Discovering some of Boston's best, western-suburbs bicycling routes was a magical time for me.  Jane was equally as enthusiastic about the back roads pedaling experience, so those memories of our enhanced weekends are warm and pleasing.

I kept a journal back then and said this of the ride, "The new territory was welcomed.  Bird sanctuaries, golf courses, and cheerful back roads with golden retrievers engulfed us.  We stopped on a very convenient log to consume rice-bread-cashew-and-jellies.  Time was of the essence; we returned late and raced home feeling grateful to have experienced more of the most scenic and often undiscovered terrain in Massachusetts."

To compare today's experience to 1991, well, there's so much more traffic.  Yet, it still was gladdening to revisit one of the germination sources of a true athletic passion in my life...

Meanwhile, I am 72% to my fundraising goal -- I have $1,380 more to raise with only 48 days left!  (If you are still looking to make a donation to my effort, please click here to do so: https://goo.gl/Dulnjk)

And so my dear friends, I close with a rare photo of our bikes we had back then, back when I didn't know how to spell Esmeralda... My Specialized Epic Allez and Jane's Trek 1100:





TBT: Working to end AIDS

In 1993, I was one of the early AIDS Action Committee participants to walk for the cause in a Boston event called the AIDS Pledge Walk.

Back then, unwarranted stigma associated with HIV was particularly evident.  For instance, when asked if it would match donations, EMC didn't want its namesake associated with HIV in any way whatsoever; a virus, no less.

Many of my fellow employees in EMC Engineering knew this was wholly discriminatory and made donations regardless of the controversy.  Their gesture may not seem like much now, but it was a big deal then.  I'll never forget the positive feeling of receiving my first donation from Joe Murphy.  It gave me hope for the future.

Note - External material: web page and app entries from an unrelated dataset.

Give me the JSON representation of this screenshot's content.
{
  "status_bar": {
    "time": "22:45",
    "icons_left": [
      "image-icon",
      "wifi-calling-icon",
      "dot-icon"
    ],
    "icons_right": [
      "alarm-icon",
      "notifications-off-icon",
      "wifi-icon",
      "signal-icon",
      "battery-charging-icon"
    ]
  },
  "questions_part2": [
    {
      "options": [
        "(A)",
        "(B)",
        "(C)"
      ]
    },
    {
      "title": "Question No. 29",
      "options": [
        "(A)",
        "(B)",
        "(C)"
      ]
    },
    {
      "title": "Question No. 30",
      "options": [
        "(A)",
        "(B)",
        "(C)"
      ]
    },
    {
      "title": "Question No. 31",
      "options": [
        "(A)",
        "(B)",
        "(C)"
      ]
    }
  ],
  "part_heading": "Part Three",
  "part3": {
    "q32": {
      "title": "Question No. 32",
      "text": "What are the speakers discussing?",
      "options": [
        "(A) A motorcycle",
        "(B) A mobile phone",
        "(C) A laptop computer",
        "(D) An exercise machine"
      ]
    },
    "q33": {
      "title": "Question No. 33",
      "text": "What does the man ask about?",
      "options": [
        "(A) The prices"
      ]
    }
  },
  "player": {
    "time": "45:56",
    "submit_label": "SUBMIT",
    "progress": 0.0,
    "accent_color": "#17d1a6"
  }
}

I think those with HIV still experience unwarranted stigma even today.  It's amazing to say that because, again, it's a virus!  

As folks donate to my cause now, 24 years later, I feel hopeful again, that these fundraising efforts, at the very minimum, do the important work of diminishing ignorance about those with HIV, and in turn, any other misunderstood medical condition.

Here we are in 1993:

1993 AIDS Walk Poster 3

Meanwhile, it's been tough getting on the road because of weather and scheduling conflicts, but I was able to get a little training ride in yesterday after work:  Lexington17

65 days until the event kicks off in San Francisco! ... Thank you ALL who have already donated -- I am 61% to my $5,000 goal!